Sprint posts wider-than-expected Q2 loss on Nextel platform shutdown
Sprint Corp. (NYSE:S), the third-largest U.S. wireless carrier, posted a wider loss in the second quarter due to costs for shutting down its outdated Nextel network and gave up more than one million monthly subscribers.
Net loss for the three months that ended June 30 expanded to $1.6 billion, or 53 cents a share, from a net loss of $1.4 billion, or 46 cents a share, a year earlier, the Overland Park, Kansas-based company, which was acquired in July by Japan's SoftBank Corp. (OTCMKTS:SFTBF) for $21.6 billion, said in a statement on Tuesday.
Adjusted loss, excluding unexpected charges pertaining to the Nextel shutdown, was 31 cents a share, weaker than the 30 cents a share loss predicted by analysts polled by FactSet.
Revenue in the April-to-June period grew to $8.87 billion from $8.84 billion a year earlier. That was above the $8.69 billion average estimate of 21 analysts polled by Thomson Reuters I/B/E/S.
Sprint lost 1.045 million contract customers in the second quarter. The number of subscribers dropped to 53.6 million subscribers by the end of June, from 55.2 million at the end of March. Sprint's major competitor Verizon Wireless, co-owned by Verizon Communications Inc. (NYSE:VZ) and Vodafone Group Plc. (NASDAQ:VOD), added 941,000 subscribers, and AT&T Inc. (NYSE:T) added 550,000 net new subscribers during the second quarter.
Sprint said its average revenue per subscriber on the Sprint network rose to $64.20 in the second quarter from $63.38 in the year-earlier quarter as its customers spent more on wireless data services including mobile web surfing.
SoftBank paid $7.65 a share to take control of 78 percent of Sprint. Softbank's $5 billion cash infusion helped Sprint to pursue its own acquisitions, which included the buyout of the remaining shares of Clearwire Corp. (NASDAQ:CLWR), a wireless broadband network operator, for $3.9 billion.

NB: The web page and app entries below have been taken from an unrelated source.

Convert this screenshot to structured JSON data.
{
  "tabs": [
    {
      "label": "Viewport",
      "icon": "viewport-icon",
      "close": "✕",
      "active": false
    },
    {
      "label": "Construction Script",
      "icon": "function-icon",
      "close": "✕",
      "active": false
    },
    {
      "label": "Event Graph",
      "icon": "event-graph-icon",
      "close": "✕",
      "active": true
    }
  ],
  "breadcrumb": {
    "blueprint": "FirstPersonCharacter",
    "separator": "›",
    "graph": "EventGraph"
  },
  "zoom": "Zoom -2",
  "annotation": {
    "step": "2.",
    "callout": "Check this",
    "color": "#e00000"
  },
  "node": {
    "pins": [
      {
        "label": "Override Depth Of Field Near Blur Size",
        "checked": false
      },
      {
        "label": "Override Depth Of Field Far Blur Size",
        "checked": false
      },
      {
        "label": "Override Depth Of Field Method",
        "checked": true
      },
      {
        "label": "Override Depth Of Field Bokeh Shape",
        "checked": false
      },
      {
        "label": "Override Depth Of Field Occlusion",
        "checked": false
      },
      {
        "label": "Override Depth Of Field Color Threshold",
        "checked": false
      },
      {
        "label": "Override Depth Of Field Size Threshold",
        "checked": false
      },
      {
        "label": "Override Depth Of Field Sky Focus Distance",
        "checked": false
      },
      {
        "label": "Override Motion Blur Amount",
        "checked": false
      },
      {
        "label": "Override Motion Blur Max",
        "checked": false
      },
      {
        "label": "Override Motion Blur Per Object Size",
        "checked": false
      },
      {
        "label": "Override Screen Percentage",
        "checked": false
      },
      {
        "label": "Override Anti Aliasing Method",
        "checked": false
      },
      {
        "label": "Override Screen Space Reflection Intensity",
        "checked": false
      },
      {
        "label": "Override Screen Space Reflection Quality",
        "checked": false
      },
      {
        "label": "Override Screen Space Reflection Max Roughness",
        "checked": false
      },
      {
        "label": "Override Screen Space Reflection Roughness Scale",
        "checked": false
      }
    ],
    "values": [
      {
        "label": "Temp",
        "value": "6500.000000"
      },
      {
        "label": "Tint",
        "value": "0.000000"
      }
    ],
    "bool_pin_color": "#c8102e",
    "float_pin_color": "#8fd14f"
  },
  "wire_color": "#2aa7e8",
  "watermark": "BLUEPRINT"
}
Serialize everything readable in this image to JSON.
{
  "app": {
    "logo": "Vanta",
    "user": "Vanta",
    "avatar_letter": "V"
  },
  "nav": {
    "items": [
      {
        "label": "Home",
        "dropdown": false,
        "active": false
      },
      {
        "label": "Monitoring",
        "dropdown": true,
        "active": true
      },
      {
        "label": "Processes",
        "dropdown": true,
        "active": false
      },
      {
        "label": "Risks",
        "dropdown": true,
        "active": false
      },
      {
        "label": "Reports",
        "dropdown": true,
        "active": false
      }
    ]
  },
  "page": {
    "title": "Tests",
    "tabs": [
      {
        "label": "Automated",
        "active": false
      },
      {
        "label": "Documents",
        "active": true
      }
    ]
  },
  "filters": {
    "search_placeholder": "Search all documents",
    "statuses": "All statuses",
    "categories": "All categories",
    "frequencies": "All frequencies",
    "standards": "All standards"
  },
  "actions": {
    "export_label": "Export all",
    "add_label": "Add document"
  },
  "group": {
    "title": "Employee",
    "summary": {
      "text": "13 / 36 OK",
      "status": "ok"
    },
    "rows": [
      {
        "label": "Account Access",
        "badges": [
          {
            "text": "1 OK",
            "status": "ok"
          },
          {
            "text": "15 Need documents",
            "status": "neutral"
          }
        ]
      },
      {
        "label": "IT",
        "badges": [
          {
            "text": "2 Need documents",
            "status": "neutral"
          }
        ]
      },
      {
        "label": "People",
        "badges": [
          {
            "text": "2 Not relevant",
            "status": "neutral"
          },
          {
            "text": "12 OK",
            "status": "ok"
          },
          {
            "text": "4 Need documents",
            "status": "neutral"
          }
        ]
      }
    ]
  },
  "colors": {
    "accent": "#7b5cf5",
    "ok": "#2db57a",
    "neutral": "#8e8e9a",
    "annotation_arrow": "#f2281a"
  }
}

Sprint said that it anticipates 2013 target for adjusted operating income before depreciation and amortization, or OIBDA, excluding non-cash one-time costs related to its SoftBank deal and its July buyout of Clearwire, to be between $5.5 billion and $5.7 billion, which is above its previous forecast.
Sprint, which struggled for years to compete with its bigger rivals, said it will have a capital spending budget of $8 billion in 2013, matching previous forecasts. The carrier is now working on building a faster network, using a standard called long-term evolution, or LTE.
Sprint's shares rose 1.7 percent to $5.84 at 9:30 a.m. in New York on Tuesday.